Reproduce the records that follow in full, excluding any picture they contain.
Segment Start: DATASET CONTENT
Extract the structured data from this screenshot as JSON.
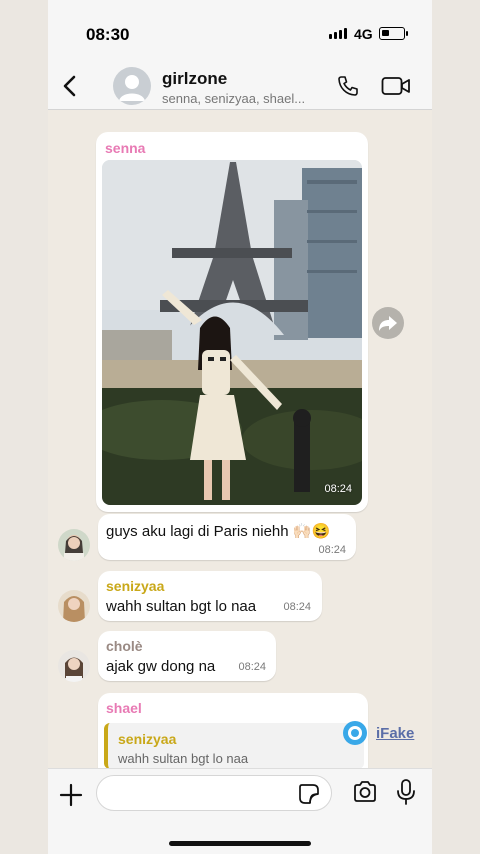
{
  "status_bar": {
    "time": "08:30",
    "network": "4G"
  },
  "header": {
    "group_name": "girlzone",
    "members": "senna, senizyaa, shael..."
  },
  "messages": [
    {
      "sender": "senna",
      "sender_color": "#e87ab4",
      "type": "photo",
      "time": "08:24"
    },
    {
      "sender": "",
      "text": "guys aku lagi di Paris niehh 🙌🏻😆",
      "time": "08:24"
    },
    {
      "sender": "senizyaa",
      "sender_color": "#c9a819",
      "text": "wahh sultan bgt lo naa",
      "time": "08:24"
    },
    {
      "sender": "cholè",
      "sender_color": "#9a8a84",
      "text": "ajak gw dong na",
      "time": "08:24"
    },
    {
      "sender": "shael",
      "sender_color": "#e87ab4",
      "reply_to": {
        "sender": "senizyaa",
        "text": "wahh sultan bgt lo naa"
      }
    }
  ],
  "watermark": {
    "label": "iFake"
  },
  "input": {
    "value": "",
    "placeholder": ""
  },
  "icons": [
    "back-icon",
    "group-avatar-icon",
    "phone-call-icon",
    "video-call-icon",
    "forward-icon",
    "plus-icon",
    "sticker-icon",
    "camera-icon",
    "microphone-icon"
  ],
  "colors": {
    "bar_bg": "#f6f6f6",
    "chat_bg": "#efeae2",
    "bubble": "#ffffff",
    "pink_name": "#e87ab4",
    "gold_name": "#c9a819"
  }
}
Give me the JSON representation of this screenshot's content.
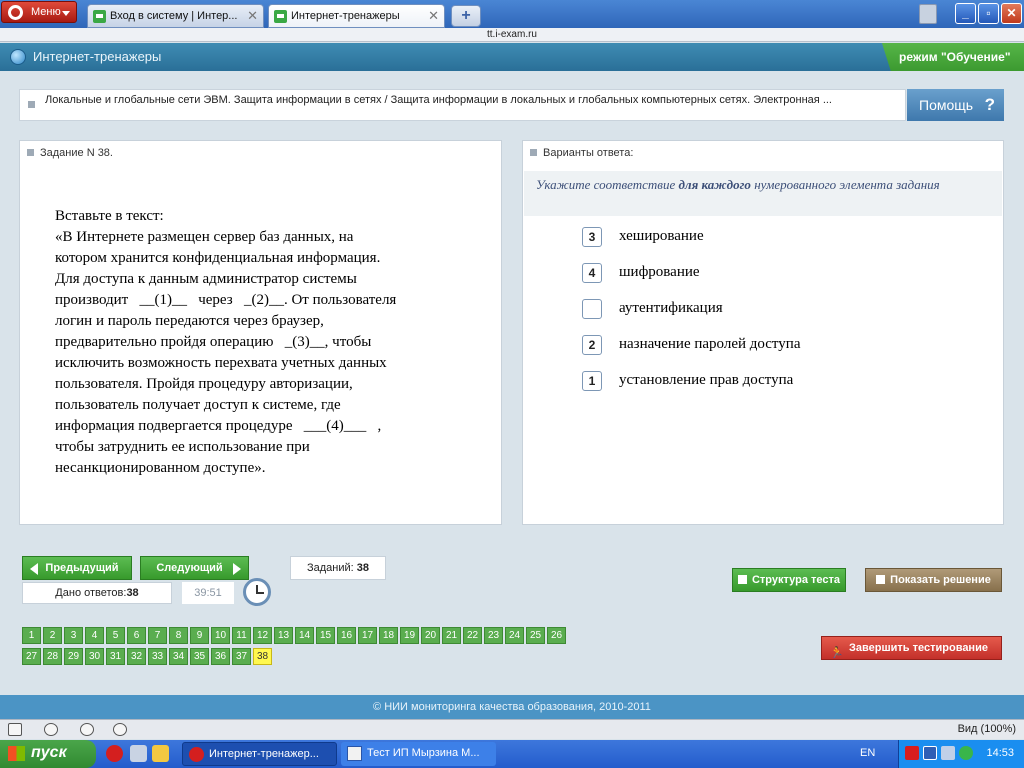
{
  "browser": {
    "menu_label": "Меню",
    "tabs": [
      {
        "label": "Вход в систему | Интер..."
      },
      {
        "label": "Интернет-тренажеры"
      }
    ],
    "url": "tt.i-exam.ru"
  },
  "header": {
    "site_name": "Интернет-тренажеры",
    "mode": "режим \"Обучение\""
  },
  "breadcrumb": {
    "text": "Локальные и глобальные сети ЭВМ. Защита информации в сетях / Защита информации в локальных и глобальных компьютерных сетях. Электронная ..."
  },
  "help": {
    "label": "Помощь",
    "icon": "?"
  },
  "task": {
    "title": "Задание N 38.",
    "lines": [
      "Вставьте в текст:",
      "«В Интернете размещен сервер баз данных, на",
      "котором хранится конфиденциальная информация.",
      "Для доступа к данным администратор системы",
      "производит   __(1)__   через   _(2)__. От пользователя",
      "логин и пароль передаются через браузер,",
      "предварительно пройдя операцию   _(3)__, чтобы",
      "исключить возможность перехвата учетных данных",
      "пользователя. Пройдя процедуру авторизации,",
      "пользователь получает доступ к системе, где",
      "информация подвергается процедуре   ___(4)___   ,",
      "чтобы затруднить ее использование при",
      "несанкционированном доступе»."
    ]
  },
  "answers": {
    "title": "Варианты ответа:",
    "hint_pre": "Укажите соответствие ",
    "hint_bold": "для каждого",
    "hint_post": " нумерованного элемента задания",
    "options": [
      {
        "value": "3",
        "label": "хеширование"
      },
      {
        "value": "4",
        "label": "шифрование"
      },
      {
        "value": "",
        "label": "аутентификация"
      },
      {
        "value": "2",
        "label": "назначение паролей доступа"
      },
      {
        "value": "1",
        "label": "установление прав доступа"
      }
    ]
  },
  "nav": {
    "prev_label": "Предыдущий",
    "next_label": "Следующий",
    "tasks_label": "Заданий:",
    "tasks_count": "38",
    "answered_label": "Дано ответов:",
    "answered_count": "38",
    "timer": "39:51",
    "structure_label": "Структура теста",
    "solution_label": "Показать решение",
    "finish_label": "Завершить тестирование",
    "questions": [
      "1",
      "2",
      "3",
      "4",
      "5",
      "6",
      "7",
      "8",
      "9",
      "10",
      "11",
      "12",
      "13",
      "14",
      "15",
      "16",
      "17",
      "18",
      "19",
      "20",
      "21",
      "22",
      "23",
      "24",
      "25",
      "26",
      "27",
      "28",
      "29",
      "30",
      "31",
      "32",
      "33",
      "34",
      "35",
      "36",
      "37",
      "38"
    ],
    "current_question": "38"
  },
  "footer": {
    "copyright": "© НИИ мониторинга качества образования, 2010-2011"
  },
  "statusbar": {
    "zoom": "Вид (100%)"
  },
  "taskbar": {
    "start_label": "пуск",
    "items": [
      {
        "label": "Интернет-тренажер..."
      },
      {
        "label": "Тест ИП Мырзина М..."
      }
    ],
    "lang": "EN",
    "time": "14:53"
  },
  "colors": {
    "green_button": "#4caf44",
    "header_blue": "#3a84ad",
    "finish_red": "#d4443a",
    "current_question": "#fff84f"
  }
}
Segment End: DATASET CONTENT
*WORKED SOLUTION*:
Extract the structured data from this screenshot as JSON.
{
  "status_bar": {
    "time": "08:30",
    "network": "4G"
  },
  "header": {
    "group_name": "girlzone",
    "members": "senna, senizyaa, shael..."
  },
  "messages": [
    {
      "sender": "senna",
      "sender_color": "#e87ab4",
      "type": "photo",
      "time": "08:24"
    },
    {
      "sender": "",
      "text": "guys aku lagi di Paris niehh 🙌🏻😆",
      "time": "08:24"
    },
    {
      "sender": "senizyaa",
      "sender_color": "#c9a819",
      "text": "wahh sultan bgt lo naa",
      "time": "08:24"
    },
    {
      "sender": "cholè",
      "sender_color": "#9a8a84",
      "text": "ajak gw dong na",
      "time": "08:24"
    },
    {
      "sender": "shael",
      "sender_color": "#e87ab4",
      "reply_to": {
        "sender": "senizyaa",
        "text": "wahh sultan bgt lo naa"
      }
    }
  ],
  "watermark": {
    "label": "iFake"
  },
  "input": {
    "value": "",
    "placeholder": ""
  },
  "icons": [
    "back-icon",
    "group-avatar-icon",
    "phone-call-icon",
    "video-call-icon",
    "forward-icon",
    "plus-icon",
    "sticker-icon",
    "camera-icon",
    "microphone-icon"
  ],
  "colors": {
    "bar_bg": "#f6f6f6",
    "chat_bg": "#efeae2",
    "bubble": "#ffffff",
    "pink_name": "#e87ab4",
    "gold_name": "#c9a819"
  }
}
Give me the JSON representation of this screenshot's content.
{
  "browser": {
    "menu_label": "Меню",
    "tabs": [
      {
        "label": "Вход в систему | Интер..."
      },
      {
        "label": "Интернет-тренажеры"
      }
    ],
    "url": "tt.i-exam.ru"
  },
  "header": {
    "site_name": "Интернет-тренажеры",
    "mode": "режим \"Обучение\""
  },
  "breadcrumb": {
    "text": "Локальные и глобальные сети ЭВМ. Защита информации в сетях / Защита информации в локальных и глобальных компьютерных сетях. Электронная ..."
  },
  "help": {
    "label": "Помощь",
    "icon": "?"
  },
  "task": {
    "title": "Задание N 38.",
    "lines": [
      "Вставьте в текст:",
      "«В Интернете размещен сервер баз данных, на",
      "котором хранится конфиденциальная информация.",
      "Для доступа к данным администратор системы",
      "производит   __(1)__   через   _(2)__. От пользователя",
      "логин и пароль передаются через браузер,",
      "предварительно пройдя операцию   _(3)__, чтобы",
      "исключить возможность перехвата учетных данных",
      "пользователя. Пройдя процедуру авторизации,",
      "пользователь получает доступ к системе, где",
      "информация подвергается процедуре   ___(4)___   ,",
      "чтобы затруднить ее использование при",
      "несанкционированном доступе»."
    ]
  },
  "answers": {
    "title": "Варианты ответа:",
    "hint_pre": "Укажите соответствие ",
    "hint_bold": "для каждого",
    "hint_post": " нумерованного элемента задания",
    "options": [
      {
        "value": "3",
        "label": "хеширование"
      },
      {
        "value": "4",
        "label": "шифрование"
      },
      {
        "value": "",
        "label": "аутентификация"
      },
      {
        "value": "2",
        "label": "назначение паролей доступа"
      },
      {
        "value": "1",
        "label": "установление прав доступа"
      }
    ]
  },
  "nav": {
    "prev_label": "Предыдущий",
    "next_label": "Следующий",
    "tasks_label": "Заданий:",
    "tasks_count": "38",
    "answered_label": "Дано ответов:",
    "answered_count": "38",
    "timer": "39:51",
    "structure_label": "Структура теста",
    "solution_label": "Показать решение",
    "finish_label": "Завершить тестирование",
    "questions": [
      "1",
      "2",
      "3",
      "4",
      "5",
      "6",
      "7",
      "8",
      "9",
      "10",
      "11",
      "12",
      "13",
      "14",
      "15",
      "16",
      "17",
      "18",
      "19",
      "20",
      "21",
      "22",
      "23",
      "24",
      "25",
      "26",
      "27",
      "28",
      "29",
      "30",
      "31",
      "32",
      "33",
      "34",
      "35",
      "36",
      "37",
      "38"
    ],
    "current_question": "38"
  },
  "footer": {
    "copyright": "© НИИ мониторинга качества образования, 2010-2011"
  },
  "statusbar": {
    "zoom": "Вид (100%)"
  },
  "taskbar": {
    "start_label": "пуск",
    "items": [
      {
        "label": "Интернет-тренажер..."
      },
      {
        "label": "Тест ИП Мырзина М..."
      }
    ],
    "lang": "EN",
    "time": "14:53"
  },
  "colors": {
    "green_button": "#4caf44",
    "header_blue": "#3a84ad",
    "finish_red": "#d4443a",
    "current_question": "#fff84f"
  }
}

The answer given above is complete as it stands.